─── RECORDS FOR THIS EXERCISE ───

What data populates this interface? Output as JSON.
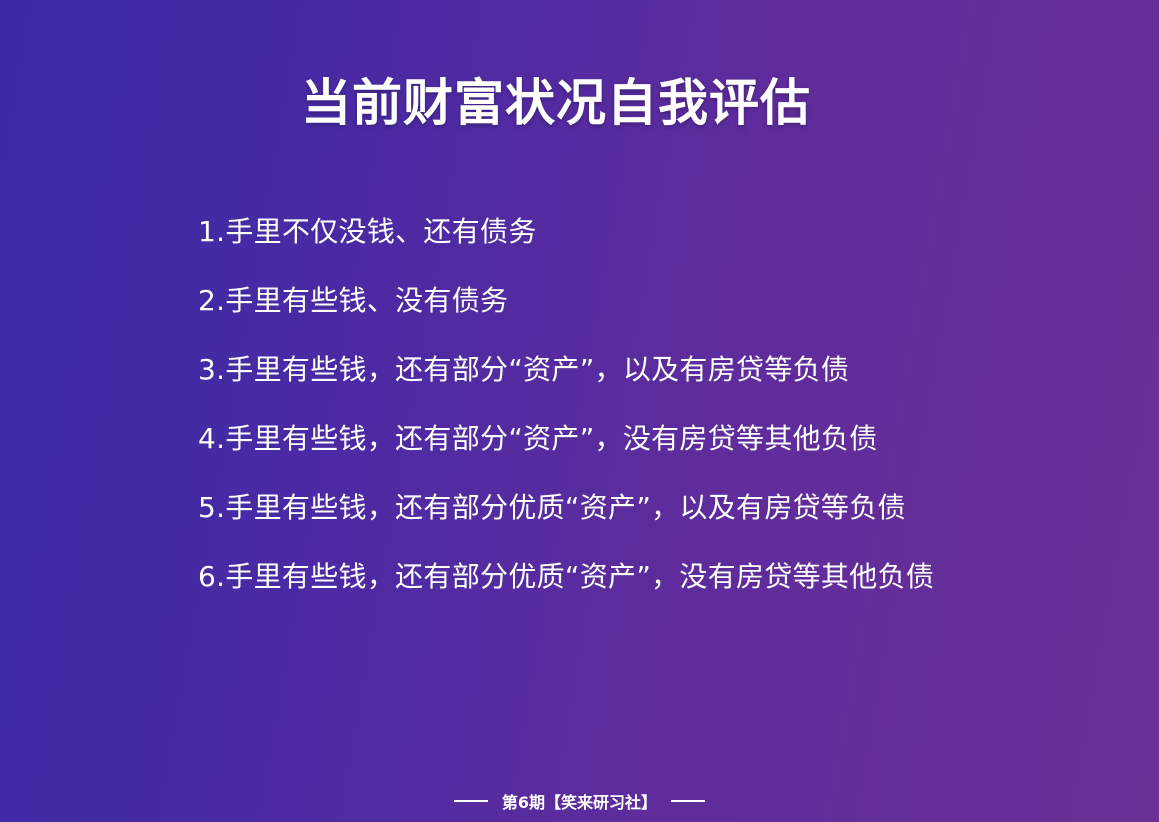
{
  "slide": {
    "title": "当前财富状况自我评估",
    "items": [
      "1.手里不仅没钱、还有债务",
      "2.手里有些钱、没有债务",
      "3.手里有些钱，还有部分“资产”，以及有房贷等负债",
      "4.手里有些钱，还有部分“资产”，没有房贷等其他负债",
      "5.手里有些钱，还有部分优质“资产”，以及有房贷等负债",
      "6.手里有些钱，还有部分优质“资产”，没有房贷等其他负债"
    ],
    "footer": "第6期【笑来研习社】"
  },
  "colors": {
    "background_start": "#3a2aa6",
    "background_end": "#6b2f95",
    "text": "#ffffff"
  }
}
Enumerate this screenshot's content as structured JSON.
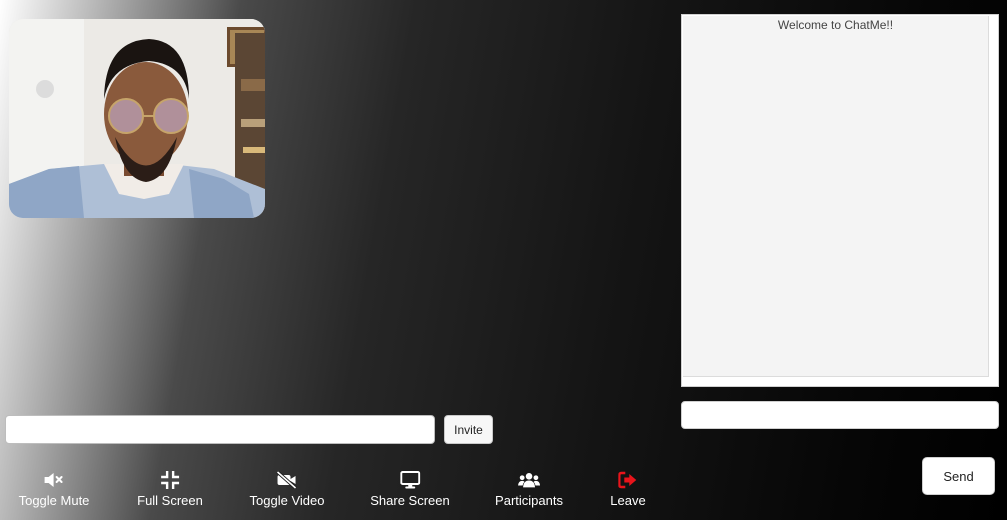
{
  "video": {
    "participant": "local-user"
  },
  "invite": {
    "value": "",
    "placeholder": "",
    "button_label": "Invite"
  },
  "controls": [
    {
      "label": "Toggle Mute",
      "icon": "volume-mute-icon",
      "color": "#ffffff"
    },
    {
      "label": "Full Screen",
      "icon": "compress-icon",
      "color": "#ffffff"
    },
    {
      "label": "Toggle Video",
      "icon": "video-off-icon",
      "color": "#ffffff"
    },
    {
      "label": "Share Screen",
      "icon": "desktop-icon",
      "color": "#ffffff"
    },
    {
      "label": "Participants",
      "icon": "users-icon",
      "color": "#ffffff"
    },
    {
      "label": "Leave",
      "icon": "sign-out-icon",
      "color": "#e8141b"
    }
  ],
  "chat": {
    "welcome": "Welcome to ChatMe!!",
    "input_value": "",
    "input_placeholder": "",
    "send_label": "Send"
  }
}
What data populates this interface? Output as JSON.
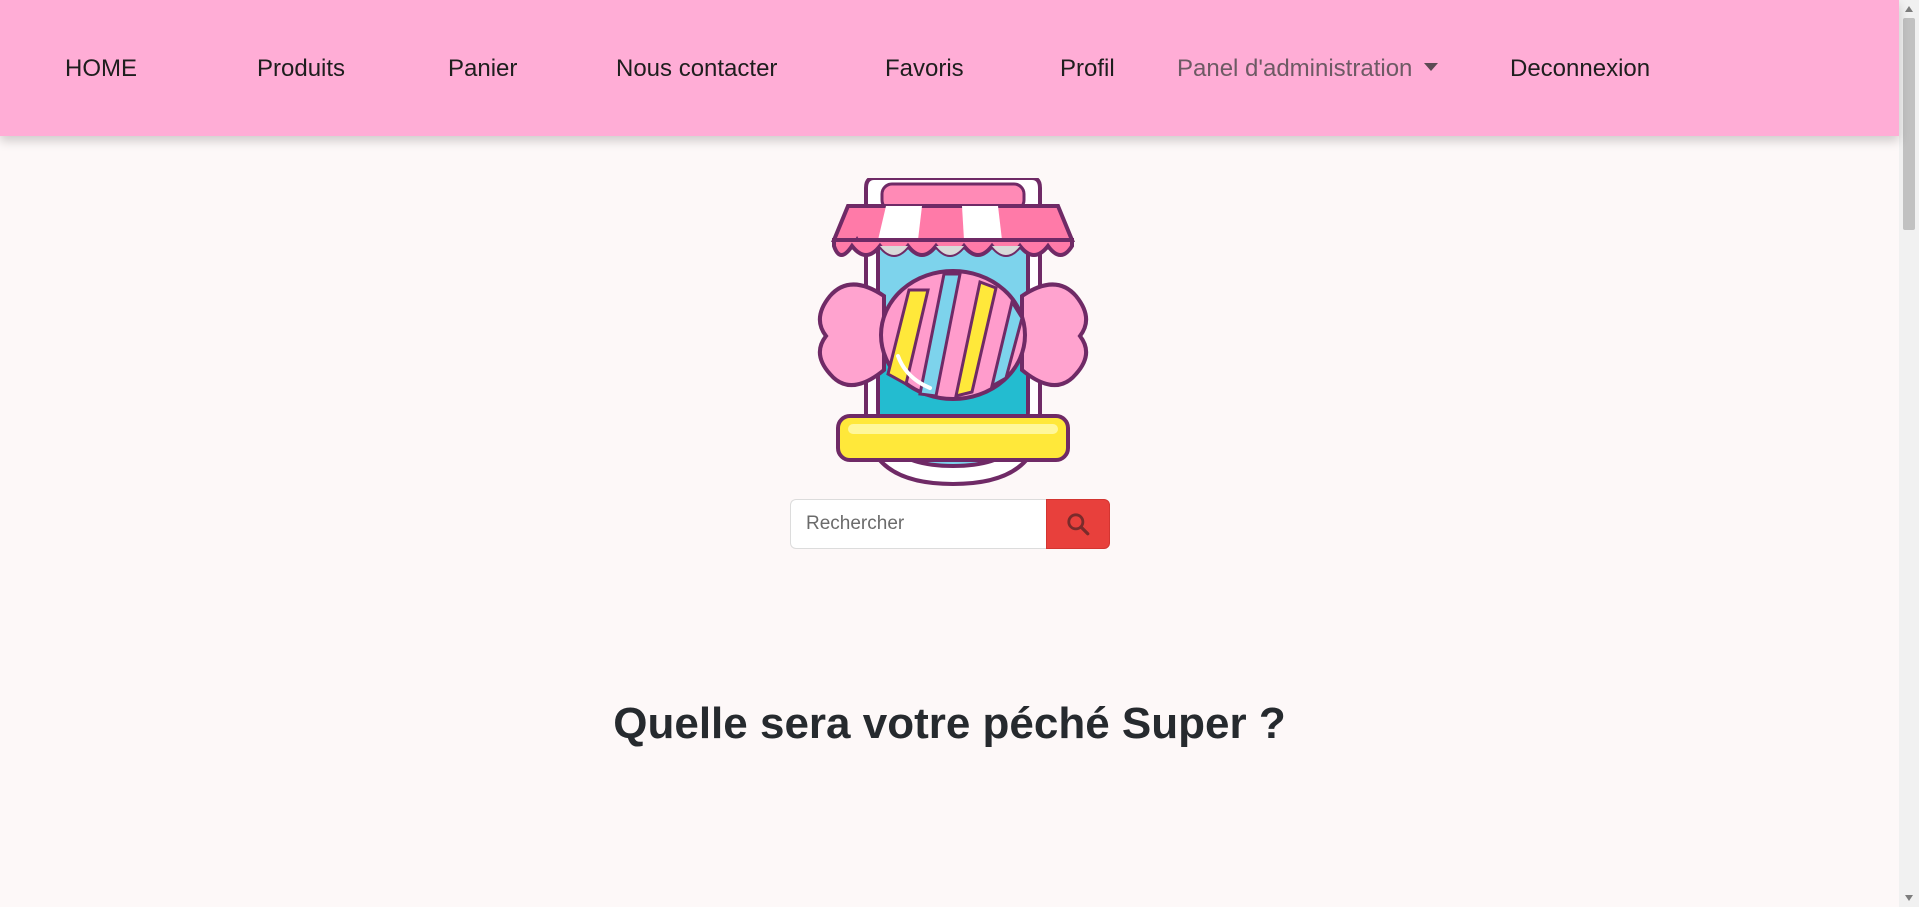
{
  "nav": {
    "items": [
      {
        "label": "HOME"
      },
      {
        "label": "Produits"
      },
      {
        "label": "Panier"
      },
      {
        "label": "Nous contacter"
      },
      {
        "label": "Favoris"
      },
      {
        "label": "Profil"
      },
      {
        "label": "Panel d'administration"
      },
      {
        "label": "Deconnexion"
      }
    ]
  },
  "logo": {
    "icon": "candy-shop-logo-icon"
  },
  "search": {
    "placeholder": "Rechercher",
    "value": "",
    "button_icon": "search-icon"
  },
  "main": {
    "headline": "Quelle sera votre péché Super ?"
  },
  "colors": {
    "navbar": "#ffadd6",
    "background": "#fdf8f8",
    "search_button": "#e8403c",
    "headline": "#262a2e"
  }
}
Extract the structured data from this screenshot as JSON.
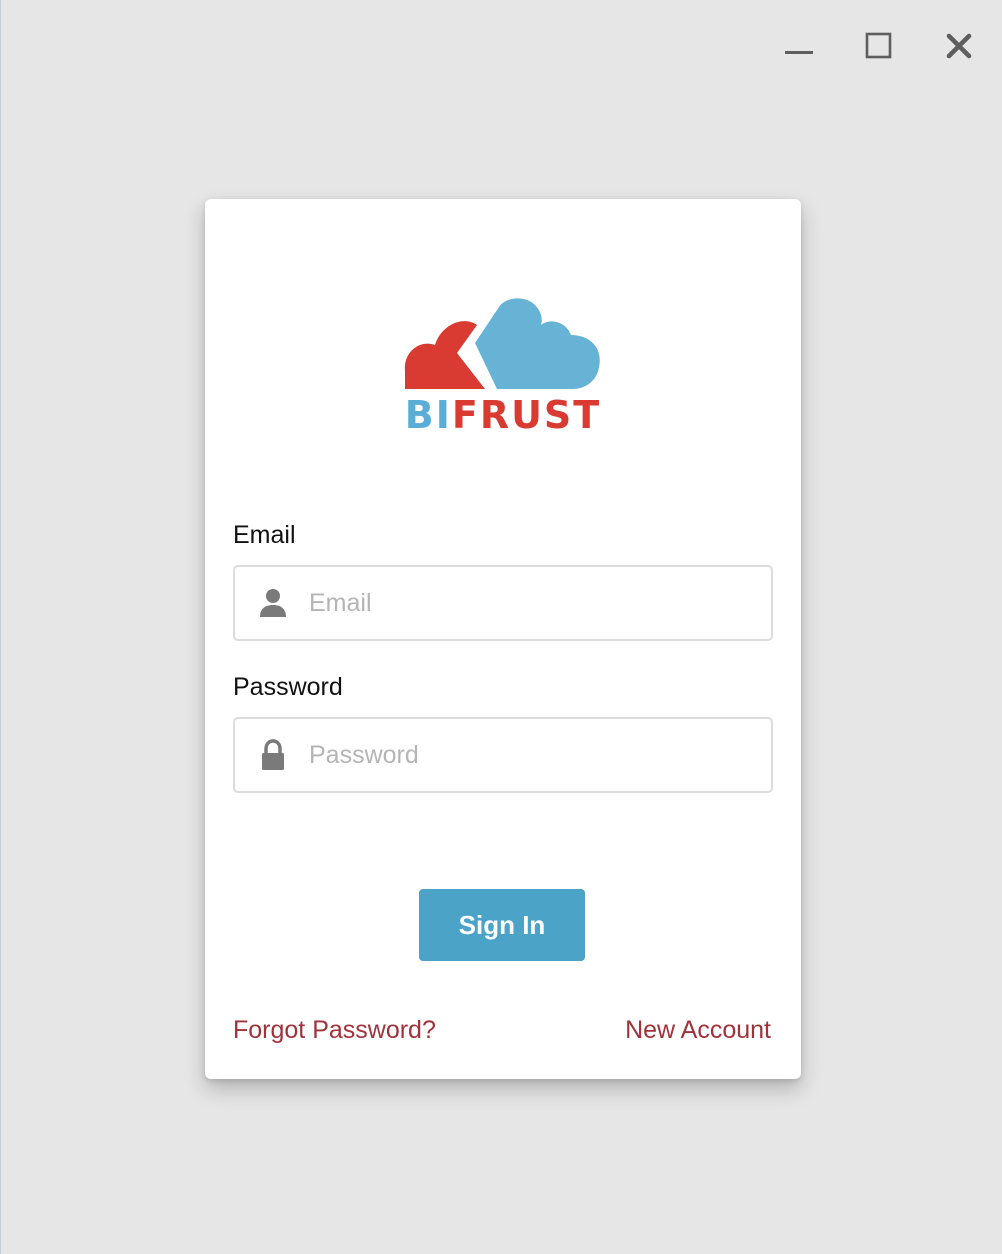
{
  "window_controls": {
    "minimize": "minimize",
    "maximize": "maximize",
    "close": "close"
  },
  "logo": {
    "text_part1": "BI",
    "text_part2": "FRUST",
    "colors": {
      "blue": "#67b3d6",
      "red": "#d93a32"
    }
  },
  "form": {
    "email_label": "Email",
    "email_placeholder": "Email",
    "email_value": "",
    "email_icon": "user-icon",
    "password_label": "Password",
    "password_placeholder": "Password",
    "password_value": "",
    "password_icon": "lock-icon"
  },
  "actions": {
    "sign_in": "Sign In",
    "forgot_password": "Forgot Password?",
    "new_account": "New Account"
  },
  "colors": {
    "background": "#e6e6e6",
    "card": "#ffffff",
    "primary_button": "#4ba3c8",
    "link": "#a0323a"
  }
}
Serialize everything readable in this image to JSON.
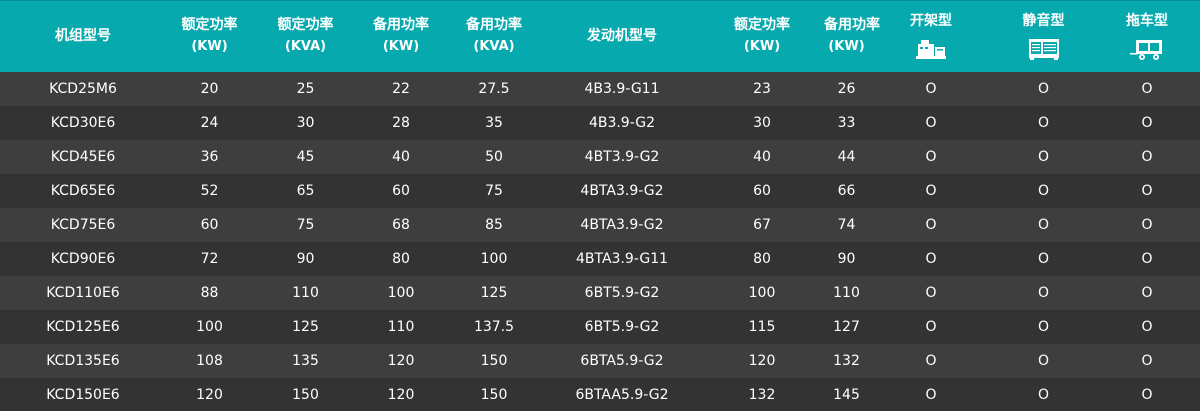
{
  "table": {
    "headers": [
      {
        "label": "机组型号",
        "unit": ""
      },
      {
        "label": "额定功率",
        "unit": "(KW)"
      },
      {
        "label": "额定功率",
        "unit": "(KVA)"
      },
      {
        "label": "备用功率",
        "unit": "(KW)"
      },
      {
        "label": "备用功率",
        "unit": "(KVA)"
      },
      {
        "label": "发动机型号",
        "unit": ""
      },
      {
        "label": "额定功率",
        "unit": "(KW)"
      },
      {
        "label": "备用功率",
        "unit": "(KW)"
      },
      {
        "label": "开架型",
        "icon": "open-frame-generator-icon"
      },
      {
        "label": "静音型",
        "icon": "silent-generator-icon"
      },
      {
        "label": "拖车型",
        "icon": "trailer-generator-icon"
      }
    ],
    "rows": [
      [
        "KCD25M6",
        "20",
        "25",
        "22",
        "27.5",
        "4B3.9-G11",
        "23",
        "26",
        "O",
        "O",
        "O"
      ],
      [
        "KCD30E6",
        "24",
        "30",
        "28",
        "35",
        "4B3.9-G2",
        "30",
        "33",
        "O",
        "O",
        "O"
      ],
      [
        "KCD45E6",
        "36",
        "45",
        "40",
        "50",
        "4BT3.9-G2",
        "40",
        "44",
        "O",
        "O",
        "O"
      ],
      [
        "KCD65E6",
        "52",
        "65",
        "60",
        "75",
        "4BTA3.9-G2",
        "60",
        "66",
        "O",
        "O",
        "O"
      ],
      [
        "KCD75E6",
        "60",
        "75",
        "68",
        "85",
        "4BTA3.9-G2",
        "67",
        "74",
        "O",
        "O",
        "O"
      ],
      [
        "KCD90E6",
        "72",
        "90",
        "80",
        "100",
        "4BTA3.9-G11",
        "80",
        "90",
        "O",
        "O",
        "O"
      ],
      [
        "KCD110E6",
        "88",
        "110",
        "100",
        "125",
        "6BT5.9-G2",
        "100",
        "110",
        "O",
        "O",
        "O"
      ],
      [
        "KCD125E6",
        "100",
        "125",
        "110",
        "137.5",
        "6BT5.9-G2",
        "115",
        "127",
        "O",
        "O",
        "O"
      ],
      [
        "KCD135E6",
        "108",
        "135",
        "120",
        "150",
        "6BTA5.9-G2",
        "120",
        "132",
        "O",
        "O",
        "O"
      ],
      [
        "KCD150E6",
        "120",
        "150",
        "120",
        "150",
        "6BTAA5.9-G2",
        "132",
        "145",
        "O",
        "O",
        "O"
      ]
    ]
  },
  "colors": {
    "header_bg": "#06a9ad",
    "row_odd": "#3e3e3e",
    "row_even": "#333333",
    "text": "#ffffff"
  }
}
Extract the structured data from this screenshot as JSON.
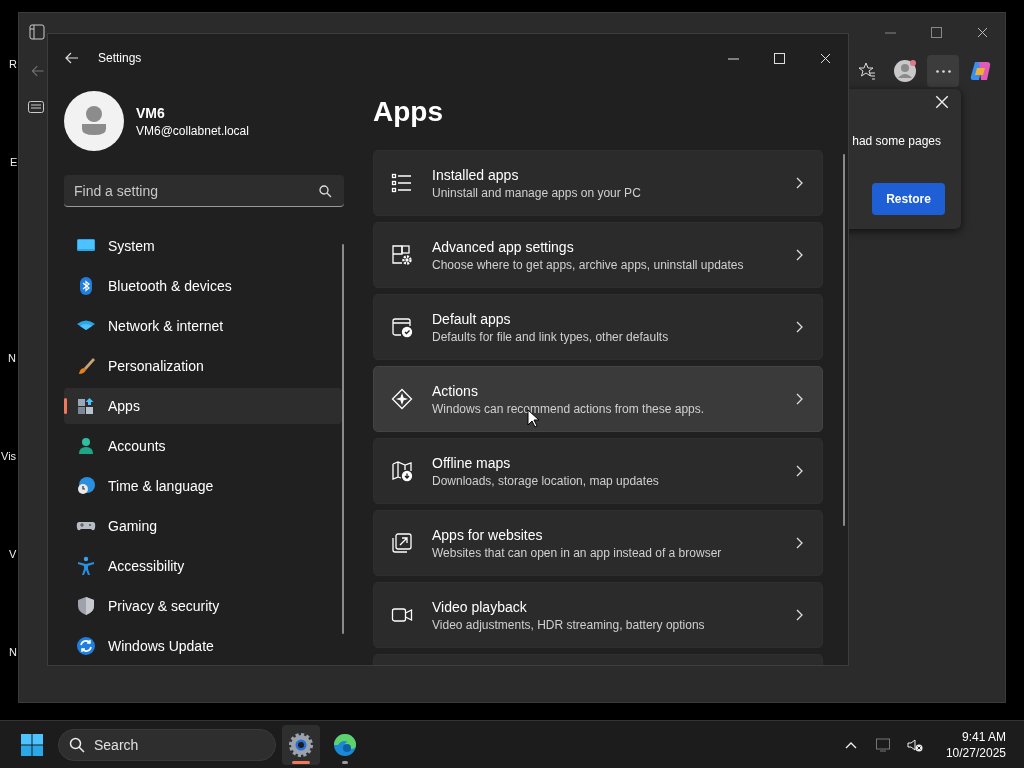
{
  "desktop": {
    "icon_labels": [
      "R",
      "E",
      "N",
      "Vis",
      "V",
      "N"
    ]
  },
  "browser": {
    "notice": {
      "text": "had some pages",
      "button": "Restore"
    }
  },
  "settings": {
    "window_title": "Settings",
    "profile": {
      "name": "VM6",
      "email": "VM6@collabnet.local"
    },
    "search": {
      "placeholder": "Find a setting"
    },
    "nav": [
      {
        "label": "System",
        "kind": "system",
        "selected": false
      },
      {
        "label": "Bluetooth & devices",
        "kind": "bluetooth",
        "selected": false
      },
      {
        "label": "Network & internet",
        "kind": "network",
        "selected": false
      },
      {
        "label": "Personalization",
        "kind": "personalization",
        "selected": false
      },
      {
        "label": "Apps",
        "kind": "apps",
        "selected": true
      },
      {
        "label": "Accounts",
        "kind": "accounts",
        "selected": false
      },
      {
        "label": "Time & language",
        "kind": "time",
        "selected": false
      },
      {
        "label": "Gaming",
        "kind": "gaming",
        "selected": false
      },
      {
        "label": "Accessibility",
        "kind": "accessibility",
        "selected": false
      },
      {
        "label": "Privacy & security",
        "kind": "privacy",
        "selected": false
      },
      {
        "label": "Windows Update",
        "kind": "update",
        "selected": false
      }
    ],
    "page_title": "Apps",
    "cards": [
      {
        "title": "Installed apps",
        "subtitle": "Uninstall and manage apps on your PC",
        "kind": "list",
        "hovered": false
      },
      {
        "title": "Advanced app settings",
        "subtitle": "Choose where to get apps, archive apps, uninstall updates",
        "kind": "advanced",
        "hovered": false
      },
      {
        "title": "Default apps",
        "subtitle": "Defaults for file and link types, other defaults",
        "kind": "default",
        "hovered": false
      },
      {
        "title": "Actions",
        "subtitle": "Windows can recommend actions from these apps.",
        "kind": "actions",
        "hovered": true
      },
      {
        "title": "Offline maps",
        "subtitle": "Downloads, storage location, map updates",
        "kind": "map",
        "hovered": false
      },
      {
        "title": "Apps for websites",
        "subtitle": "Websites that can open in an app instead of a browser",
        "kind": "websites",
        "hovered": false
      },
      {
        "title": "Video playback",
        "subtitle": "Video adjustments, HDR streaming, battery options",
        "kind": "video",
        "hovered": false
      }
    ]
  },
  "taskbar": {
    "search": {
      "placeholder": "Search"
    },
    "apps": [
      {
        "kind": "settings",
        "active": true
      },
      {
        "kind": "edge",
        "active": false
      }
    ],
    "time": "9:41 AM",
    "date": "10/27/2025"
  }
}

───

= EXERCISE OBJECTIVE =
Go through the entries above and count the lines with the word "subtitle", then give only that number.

= FINISHED EXERCISE =
7